“I was totally blown away by their generosity, especially Trilake Animal Hospital in Winfield” said Kelowna resident Lee Kaiser. She will be leaving mid-December to volunteer with The Care Project for street dogs based in a town south of Chennai, India.
“The vets there (in Lake Country) donated enough medicine and parvo vaccines to fill a whole suitcase. I was asking for anything expired which was tagged to be thrown out and wasn’t sure if I’d get anything, so this is just wonderful,” Kaiser said.
Other area veterinarians, as well as pet stores, have contributed hundreds of dollars in medicine or dog collars, she said, including Panorama Vet, also in Winfield, KLO Vet Hospital in the Mission, and the Total Pet store on Harvey Avenue in Kelowna.
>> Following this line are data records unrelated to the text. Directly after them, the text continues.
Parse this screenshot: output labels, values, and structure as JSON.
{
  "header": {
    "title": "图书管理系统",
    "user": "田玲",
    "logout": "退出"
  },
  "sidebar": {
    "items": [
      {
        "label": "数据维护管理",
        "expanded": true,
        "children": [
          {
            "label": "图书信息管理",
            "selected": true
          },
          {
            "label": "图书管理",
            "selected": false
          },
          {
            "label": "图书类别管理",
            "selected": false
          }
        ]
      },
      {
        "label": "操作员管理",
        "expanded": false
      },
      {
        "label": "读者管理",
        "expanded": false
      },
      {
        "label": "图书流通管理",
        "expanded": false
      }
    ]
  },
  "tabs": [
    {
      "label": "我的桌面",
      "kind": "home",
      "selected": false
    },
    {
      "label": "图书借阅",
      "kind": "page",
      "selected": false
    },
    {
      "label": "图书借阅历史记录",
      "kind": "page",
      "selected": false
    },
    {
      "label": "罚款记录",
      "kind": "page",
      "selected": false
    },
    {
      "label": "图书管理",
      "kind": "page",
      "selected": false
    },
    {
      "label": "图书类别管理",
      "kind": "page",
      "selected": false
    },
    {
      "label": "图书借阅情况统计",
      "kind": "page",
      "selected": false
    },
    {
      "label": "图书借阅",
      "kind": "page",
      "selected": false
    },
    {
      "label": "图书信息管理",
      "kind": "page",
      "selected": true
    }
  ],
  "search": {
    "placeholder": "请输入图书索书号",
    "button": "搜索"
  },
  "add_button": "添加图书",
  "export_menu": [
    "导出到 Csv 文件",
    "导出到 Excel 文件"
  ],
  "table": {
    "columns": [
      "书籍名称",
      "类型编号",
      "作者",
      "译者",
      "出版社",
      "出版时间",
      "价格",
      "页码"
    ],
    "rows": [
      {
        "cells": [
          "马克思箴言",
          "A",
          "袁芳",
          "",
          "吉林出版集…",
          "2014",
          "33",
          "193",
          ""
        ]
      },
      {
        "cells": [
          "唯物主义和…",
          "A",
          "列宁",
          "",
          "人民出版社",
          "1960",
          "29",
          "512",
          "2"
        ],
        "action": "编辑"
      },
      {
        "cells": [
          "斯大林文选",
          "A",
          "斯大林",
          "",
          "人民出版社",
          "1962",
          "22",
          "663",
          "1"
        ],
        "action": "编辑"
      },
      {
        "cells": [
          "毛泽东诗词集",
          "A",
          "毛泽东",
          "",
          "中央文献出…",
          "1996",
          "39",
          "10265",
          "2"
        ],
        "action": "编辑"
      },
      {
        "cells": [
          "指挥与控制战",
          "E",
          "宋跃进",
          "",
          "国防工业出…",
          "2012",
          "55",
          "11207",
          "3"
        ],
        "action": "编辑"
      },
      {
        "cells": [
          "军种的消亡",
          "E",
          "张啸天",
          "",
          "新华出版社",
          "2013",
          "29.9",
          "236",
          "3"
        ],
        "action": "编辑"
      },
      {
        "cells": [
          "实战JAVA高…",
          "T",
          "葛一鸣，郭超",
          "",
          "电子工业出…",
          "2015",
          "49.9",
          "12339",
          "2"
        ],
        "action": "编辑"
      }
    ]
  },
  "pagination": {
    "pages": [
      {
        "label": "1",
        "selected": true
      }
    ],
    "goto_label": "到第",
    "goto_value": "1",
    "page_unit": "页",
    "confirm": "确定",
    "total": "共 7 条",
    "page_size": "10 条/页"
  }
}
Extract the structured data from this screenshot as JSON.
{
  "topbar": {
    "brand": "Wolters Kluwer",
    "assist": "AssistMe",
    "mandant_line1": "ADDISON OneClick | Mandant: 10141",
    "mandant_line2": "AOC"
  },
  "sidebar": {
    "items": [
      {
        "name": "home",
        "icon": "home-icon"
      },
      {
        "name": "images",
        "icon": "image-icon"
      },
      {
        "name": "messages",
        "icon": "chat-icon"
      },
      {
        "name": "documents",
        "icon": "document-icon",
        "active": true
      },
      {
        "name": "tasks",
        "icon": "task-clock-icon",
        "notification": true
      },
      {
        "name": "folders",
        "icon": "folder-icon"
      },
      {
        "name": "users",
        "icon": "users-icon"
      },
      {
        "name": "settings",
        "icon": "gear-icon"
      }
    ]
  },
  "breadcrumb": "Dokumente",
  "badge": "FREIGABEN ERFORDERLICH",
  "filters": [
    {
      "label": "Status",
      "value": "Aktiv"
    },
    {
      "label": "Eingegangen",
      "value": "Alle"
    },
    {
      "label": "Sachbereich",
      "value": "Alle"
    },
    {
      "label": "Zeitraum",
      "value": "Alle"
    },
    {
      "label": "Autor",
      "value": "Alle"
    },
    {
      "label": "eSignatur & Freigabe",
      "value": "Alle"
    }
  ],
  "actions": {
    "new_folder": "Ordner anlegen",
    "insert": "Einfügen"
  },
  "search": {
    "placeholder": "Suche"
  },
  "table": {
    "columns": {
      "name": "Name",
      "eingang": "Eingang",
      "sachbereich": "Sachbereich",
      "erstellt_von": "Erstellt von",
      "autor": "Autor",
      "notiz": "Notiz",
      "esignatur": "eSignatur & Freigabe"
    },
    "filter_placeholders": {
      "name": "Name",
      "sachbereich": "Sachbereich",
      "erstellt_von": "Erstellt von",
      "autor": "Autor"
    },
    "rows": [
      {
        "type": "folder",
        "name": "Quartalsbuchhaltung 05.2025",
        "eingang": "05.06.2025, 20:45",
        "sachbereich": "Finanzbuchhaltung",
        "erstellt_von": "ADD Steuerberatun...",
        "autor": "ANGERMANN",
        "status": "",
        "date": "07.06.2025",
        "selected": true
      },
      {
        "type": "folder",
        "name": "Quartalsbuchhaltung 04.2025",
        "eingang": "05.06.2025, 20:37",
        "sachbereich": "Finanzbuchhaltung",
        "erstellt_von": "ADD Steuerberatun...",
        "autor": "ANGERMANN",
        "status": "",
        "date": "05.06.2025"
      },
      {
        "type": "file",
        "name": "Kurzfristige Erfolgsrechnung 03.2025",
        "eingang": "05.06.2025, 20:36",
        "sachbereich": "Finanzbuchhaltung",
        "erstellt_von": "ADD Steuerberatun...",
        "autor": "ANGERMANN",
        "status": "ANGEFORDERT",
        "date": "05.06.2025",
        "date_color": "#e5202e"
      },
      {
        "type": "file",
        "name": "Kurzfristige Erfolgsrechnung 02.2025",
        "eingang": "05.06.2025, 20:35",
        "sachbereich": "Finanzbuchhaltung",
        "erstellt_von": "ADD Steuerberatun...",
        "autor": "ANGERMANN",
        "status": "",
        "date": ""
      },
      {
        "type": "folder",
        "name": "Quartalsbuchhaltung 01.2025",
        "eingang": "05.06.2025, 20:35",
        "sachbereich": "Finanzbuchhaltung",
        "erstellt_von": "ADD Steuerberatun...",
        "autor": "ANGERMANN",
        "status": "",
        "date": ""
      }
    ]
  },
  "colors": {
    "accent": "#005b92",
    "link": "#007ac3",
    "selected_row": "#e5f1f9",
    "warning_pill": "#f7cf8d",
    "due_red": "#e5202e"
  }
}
But Trilake’s contribution, valued at about $1,000, was by far the largest.
As the British veterinary nurse who founded the project in 2006 experienced, Kaiser was also touched by the plight of the street dogs in India during a visit there two years ago.
“I’d seen starving and sick street dogs in other parts of the world but these conditions were the worst. There seemed to be litters of sick, abandoned puppies around every corner,” Kaiser said.
“I wanted to help somehow and fortunately saw Elaine (Philpott’s) notice in a tourist cafe in Mahaballapuram the day I was leaving India.”
Dog shelters or non-profit clinics are almost non-existent in India, said Kaiser, and according to the project’s website the average Indian street dog’s lifespan is just two years, while 75 per cent of puppies die of disease or are killed.
The clinic, which also treats cats, is run solely on donations and volunteer help.
The focus has expanded to include vaccinating the dogs against rabies, neutering and educating locals on dog ownership.
“Elaine is hoping to have a shelter in future but for now she treats the dogs, puts a collar on them, likely to prevent them from being culled, and then has to release them back to the street.
“She started it all on her own and it seems to still be that way. It may be clichéd but this is proof of what one person can accomplish if they feel passionate enough about it.
“On their Facebook page people like me are writing in from all over the world to offer whatever help they can,” said Kaiser.
Anyone wanting to donate new or used collars, medicine or funds to be taken to India can contact Kaiser at 250-870-3881.
For more information about the project, or to volunteer time or supplies, go online to www.thecareproject.org.